The smallest dark spots in the scales of the croc are tiny sense organs, bundles of nerves that convey a sense of touch and possibly the electrical fields of prey animals. 








8. Maternal Instincts

Crocodilians are among the very few reptiles that will defend a nest and watch over their young. They gather a pile of leaves and other compostables, and lay their eggs in the warm pile. When the young hatch, they carry them to the water in their jaws, where the young remain in the vicinity of their mother for up to a year. Perhaps they are demonstrating behaviors  like birds, who share a common ancestor with crocodilians and dinosaurs. 



















9. "Shadow Dragons"

These crocodiles are resting in the shade on a hot day. As ectotherms, they rely on behavior to regulate their body temperature, seeking out warmer or cooler places.  This is a  hybrid, a cross between the Siamese Crocodile and the Saltwater Crocodile. Hybrids are advantageous for farmers as they grow quickly to a large size. However, they can endanger wild populations if they escape.



10. "Morelet's Crocodile" 11x14

A Morelet's Crocodile suns itself on the bank of a forest stream in Central America.


11. "The Indian Gharial"  11" x 14" scratchboard, work in progress





























12. "Mother's Love"  12" x 9"

A female alligator carries its young from the nest to the water.







 

13. "Leaping Croc"  12" x 9"

A Saltwater Crocodile leaps up to grab a Flying Fox.


14. "Black Caiman"  8" x 10"

Melanosuchus niger, the Black Caiman, is the largest specie of caiman reaching lengths of 20 feet.


15. "Yacare Caiman"  8" x 10"
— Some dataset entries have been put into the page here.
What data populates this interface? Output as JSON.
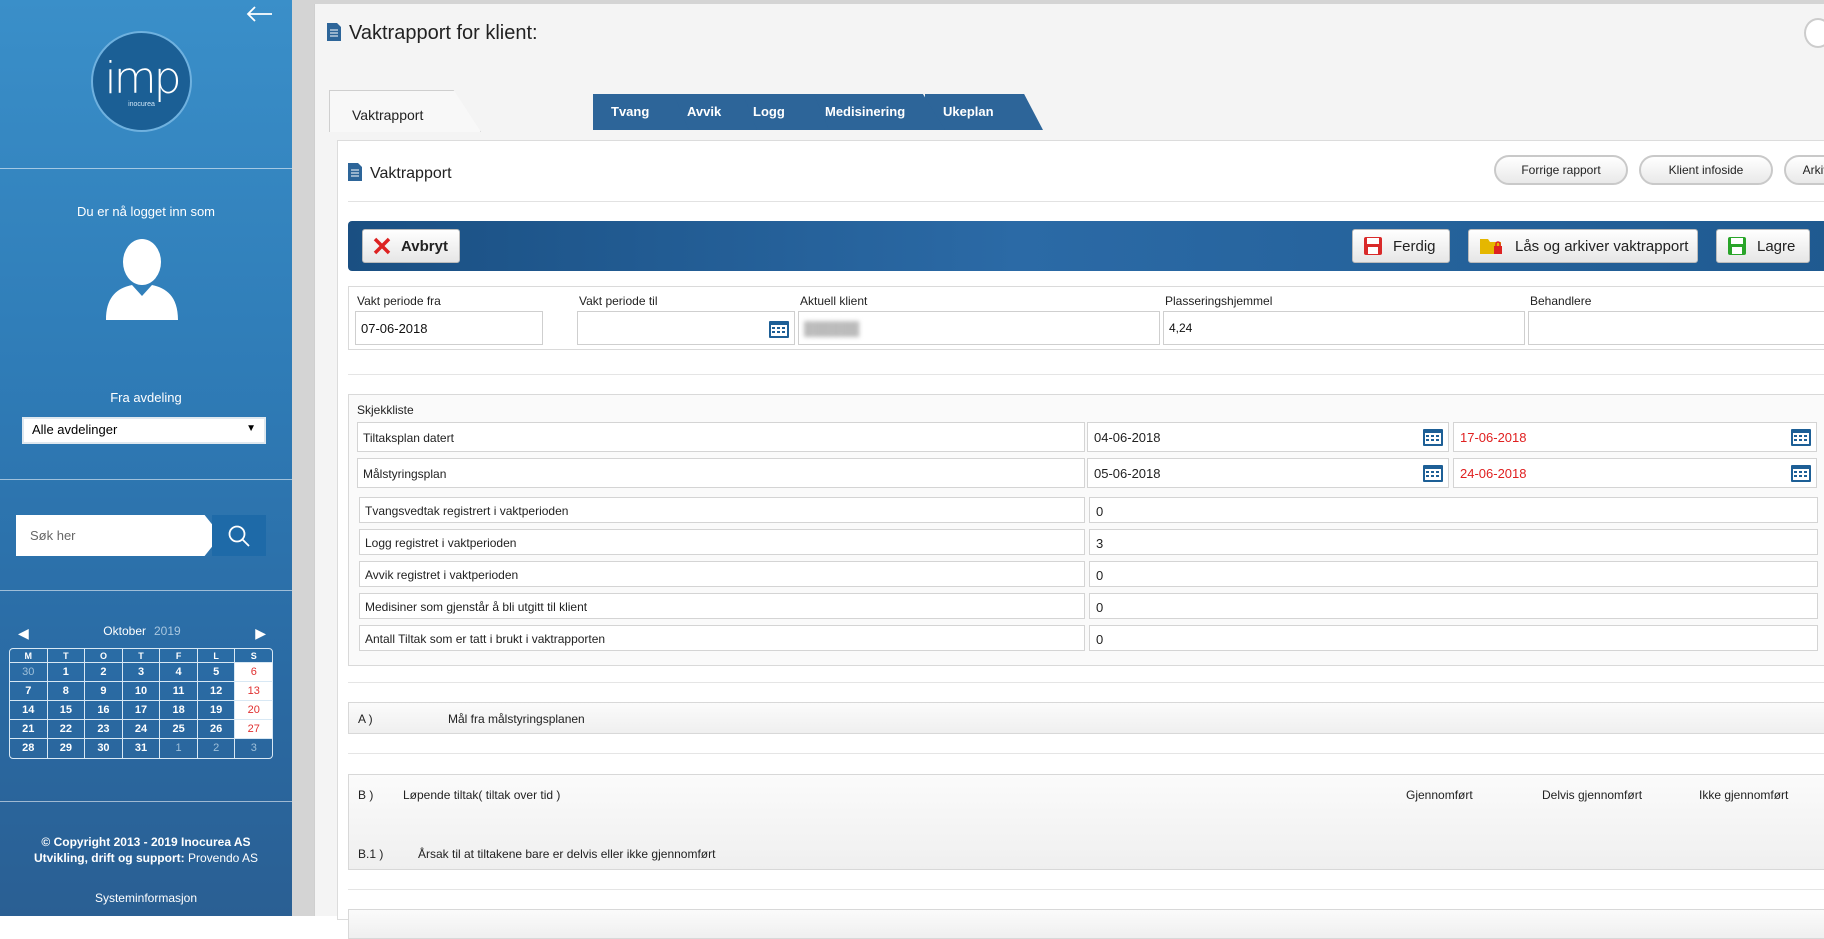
{
  "sidebar": {
    "logo_text": "imp",
    "logo_sub": "inocurea",
    "logged_in_label": "Du er nå logget inn som",
    "from_department_label": "Fra avdeling",
    "department_selected": "Alle avdelinger",
    "search_placeholder": "Søk her",
    "calendar": {
      "month": "Oktober",
      "year": "2019",
      "weekdays": [
        "M",
        "T",
        "O",
        "T",
        "F",
        "L",
        "S"
      ],
      "weeks": [
        [
          "30",
          "1",
          "2",
          "3",
          "4",
          "5",
          "6"
        ],
        [
          "7",
          "8",
          "9",
          "10",
          "11",
          "12",
          "13"
        ],
        [
          "14",
          "15",
          "16",
          "17",
          "18",
          "19",
          "20"
        ],
        [
          "21",
          "22",
          "23",
          "24",
          "25",
          "26",
          "27"
        ],
        [
          "28",
          "29",
          "30",
          "31",
          "1",
          "2",
          "3"
        ]
      ]
    },
    "copyright": "© Copyright 2013 - 2019 Inocurea AS",
    "support_label": "Utvikling, drift og support:",
    "support_company": "Provendo AS",
    "system_info": "Systeminformasjon"
  },
  "page": {
    "title": "Vaktrapport for klient:"
  },
  "tabs": [
    "Vaktrapport",
    "Tvang",
    "Avvik",
    "Logg",
    "Medisinering",
    "Ukeplan"
  ],
  "card": {
    "title": "Vaktrapport",
    "buttons": {
      "previous": "Forrige rapport",
      "client_info": "Klient infoside",
      "archive": "Arkiv"
    }
  },
  "actions": {
    "cancel": "Avbryt",
    "done": "Ferdig",
    "lock_archive": "Lås og arkiver vaktrapport",
    "save": "Lagre"
  },
  "fields": {
    "period_from_label": "Vakt periode fra",
    "period_from_value": "07-06-2018",
    "period_to_label": "Vakt periode til",
    "period_to_value": "",
    "current_client_label": "Aktuell klient",
    "placement_label": "Plasseringshjemmel",
    "placement_value": "4,24",
    "practitioners_label": "Behandlere",
    "practitioners_value": ""
  },
  "checklist": {
    "title": "Skjekkliste",
    "rows": [
      {
        "label": "Tiltaksplan datert",
        "date1": "04-06-2018",
        "date2": "17-06-2018"
      },
      {
        "label": "Målstyringsplan",
        "date1": "05-06-2018",
        "date2": "24-06-2018"
      }
    ],
    "counts": [
      {
        "label": "Tvangsvedtak registrert i vaktperioden",
        "value": "0"
      },
      {
        "label": "Logg registret i vaktperioden",
        "value": "3"
      },
      {
        "label": "Avvik registret i vaktperioden",
        "value": "0"
      },
      {
        "label": "Medisiner som gjenstår å bli utgitt til klient",
        "value": "0"
      },
      {
        "label": "Antall Tiltak som er tatt i brukt i vaktrapporten",
        "value": "0"
      }
    ]
  },
  "sections": {
    "a_key": "A )",
    "a_title": "Mål fra målstyringsplanen",
    "b_key": "B )",
    "b_title": "Løpende tiltak( tiltak over tid )",
    "b_col1": "Gjennomført",
    "b_col2": "Delvis gjennomført",
    "b_col3": "Ikke gjennomført",
    "b1_key": "B.1 )",
    "b1_title": "Årsak til at tiltakene bare er delvis eller ikke gjennomført"
  },
  "colors": {
    "sidebar_blue": "#2f7cb7",
    "tab_blue": "#2d6599",
    "calendar_icon_blue": "#1d5f96",
    "red_date": "#e02020"
  }
}
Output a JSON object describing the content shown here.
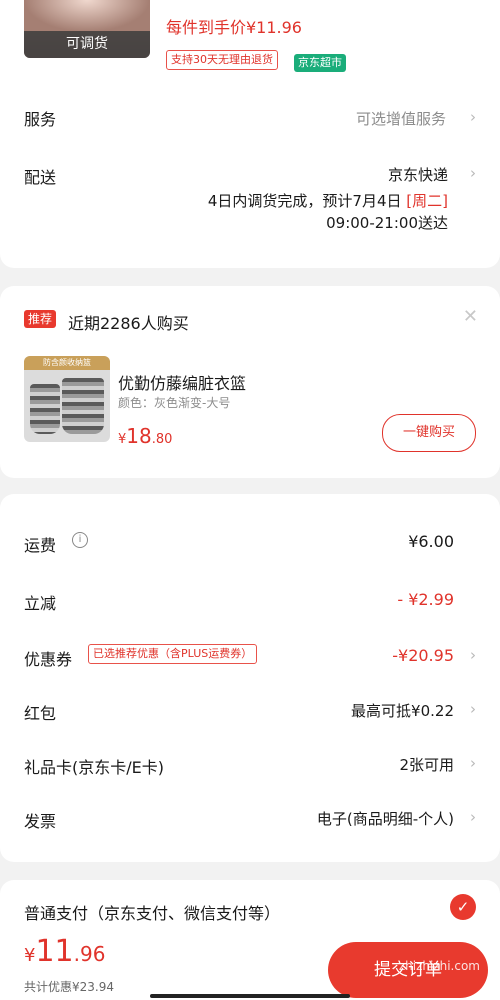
{
  "product": {
    "thumb_caption": "可调货",
    "price_label": "每件到手价¥11.96",
    "return_badge": "支持30天无理由退货",
    "store_badge": "京东超市"
  },
  "service": {
    "label": "服务",
    "value": "可选增值服务"
  },
  "delivery": {
    "label": "配送",
    "carrier": "京东快递",
    "eta_prefix": "4日内调货完成，预计7月4日",
    "eta_weekday": "[周二]",
    "eta_time": "09:00-21:00送达"
  },
  "recommend": {
    "tag": "推荐",
    "title": "近期2286人购买",
    "item_name": "优勤仿藤编脏衣篮",
    "item_spec": "颜色：灰色渐变-大号",
    "price_symbol": "¥",
    "price_int": "18",
    "price_dec": ".80",
    "buy_button": "一键购买",
    "image_caption": "防含颜收纳篮"
  },
  "fees": [
    {
      "label": "运费",
      "value": "¥6.00"
    },
    {
      "label": "立减",
      "value": "- ¥2.99"
    },
    {
      "label": "优惠券",
      "badge": "已选推荐优惠（含PLUS运费券）",
      "value": "-¥20.95"
    },
    {
      "label": "红包",
      "value": "最高可抵¥0.22"
    },
    {
      "label": "礼品卡(京东卡/E卡)",
      "value": "2张可用"
    },
    {
      "label": "发票",
      "value": "电子(商品明细-个人)"
    }
  ],
  "payment": {
    "method": "普通支付（京东支付、微信支付等）",
    "total_symbol": "¥",
    "total_int": "11",
    "total_dec": ".96",
    "saved": "共计优惠¥23.94",
    "submit": "提交订单"
  },
  "watermark": "zhizhizhi.com",
  "colors": {
    "accent": "#e8392e",
    "green": "#1aad7a"
  },
  "icons": {
    "chevron": "chevron-right-icon",
    "close": "close-icon",
    "info": "info-icon",
    "check": "check-circle-icon"
  }
}
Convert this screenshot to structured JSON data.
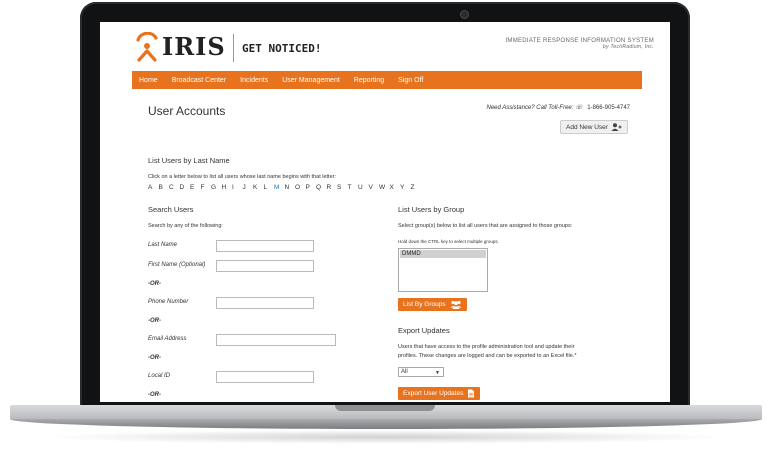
{
  "header": {
    "logo_text": "IRIS",
    "tagline": "GET NOTICED!",
    "system_name": "IMMEDIATE RESPONSE INFORMATION SYSTEM",
    "system_by": "by TechRadium, Inc."
  },
  "nav": [
    "Home",
    "Broadcast Center",
    "Incidents",
    "User Management",
    "Reporting",
    "Sign Off"
  ],
  "page": {
    "title": "User Accounts",
    "assist_label": "Need Assistance? Call Toll-Free:",
    "assist_phone": "1-866-905-4747",
    "add_user_label": "Add New User"
  },
  "by_last_name": {
    "title": "List Users by Last Name",
    "instructions": "Click on a letter below to list all users whose last name begins with that letter:",
    "letters": [
      "A",
      "B",
      "C",
      "D",
      "E",
      "F",
      "G",
      "H",
      "I",
      "J",
      "K",
      "L",
      "M",
      "N",
      "O",
      "P",
      "Q",
      "R",
      "S",
      "T",
      "U",
      "V",
      "W",
      "X",
      "Y",
      "Z"
    ],
    "active_letter": "M"
  },
  "search": {
    "title": "Search Users",
    "instructions": "Search by any of the following:",
    "last_name_label": "Last Name",
    "first_name_label": "First Name (Optional)",
    "or1": "-OR-",
    "phone_label": "Phone Number",
    "or2": "-OR-",
    "email_label": "Email Address",
    "or3": "-OR-",
    "local_id_label": "Local ID",
    "or4": "-OR-"
  },
  "groups": {
    "title": "List Users by Group",
    "instructions": "Select group(s) below to list all users that are assigned to those groups:",
    "hint": "Hold down the CTRL key to select multiple groups.",
    "options": [
      "DMMD"
    ],
    "button_label": "List By Groups"
  },
  "export": {
    "title": "Export Updates",
    "description_1": "Users that have access to the profile administration tool and update their",
    "description_2": "profiles. These changes are logged and can be exported to an Excel file.*",
    "select_value": "All",
    "button_label": "Export User Updates"
  },
  "colors": {
    "accent": "#e8731f",
    "active_letter": "#2a7ab8"
  }
}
The Yacare Caiman is a small species, 2 to 2.5 meters in length. It is found in central South America, including Brazil's Pantanal region, where it makes up what might be the largest population of crocodilians on Earth. 



















16. "Running Croc" 8" x 10"

Crocodilians can get up off the ground and run when they need to, but only for short distances.



















17. "Nile Crocodile"  11" x 14"

Floating among the reflections of papyrus, the Nile Crocodile displays the typical profile of a crocodile in the water, with just its eyes and nostrils above the water line.



















18. "Smooth-Fronted  Caiman"  8" x 10"
The Smooth-Fronted  Caiman lives in upland forest streams of the Amazon basin.


19. Chinese Alligator  9" x 12"



20. Slender-Snouted Crocodile 


PAINTINGS AND DRAWINGS:

 21.  Everglades Morning 15" x 20"

In the still, reflective water of a quiet morning in the Everglades, an Alligator floats without moving. It may be waiting for breakfast to brush up against his sensitive mouth, or it might be resting in the warm water, waiting for the sun to take the chill out of the morning air before it hauls out on a bank to sun itself.  Coots and a Florida softshell turtle know to keep their distance.







 

22. Mangrove Morning 12" x 24"

The American Crocodile inhabits brackish to salty water environments in Florida, the Caribbean and Central America, which includes the mangrove forests of the Everglades.



23. The Tomistoma 20" x 30"

The Tomistoma, or Sunda Gharial suns itself in a jungle peat bog in Borneo.



24. Cypress Sunrise 12" x 24" 

The Alligator in a cypress swamp, one of the many freshwater habitats it occupies in the southeastern United States.



25. Mother's Love  9" x 12"  Graphite

A female American Alligator transports its newly-hatched young from the nest to their watery nursery.

26. Yacare Caiman 8" x 10"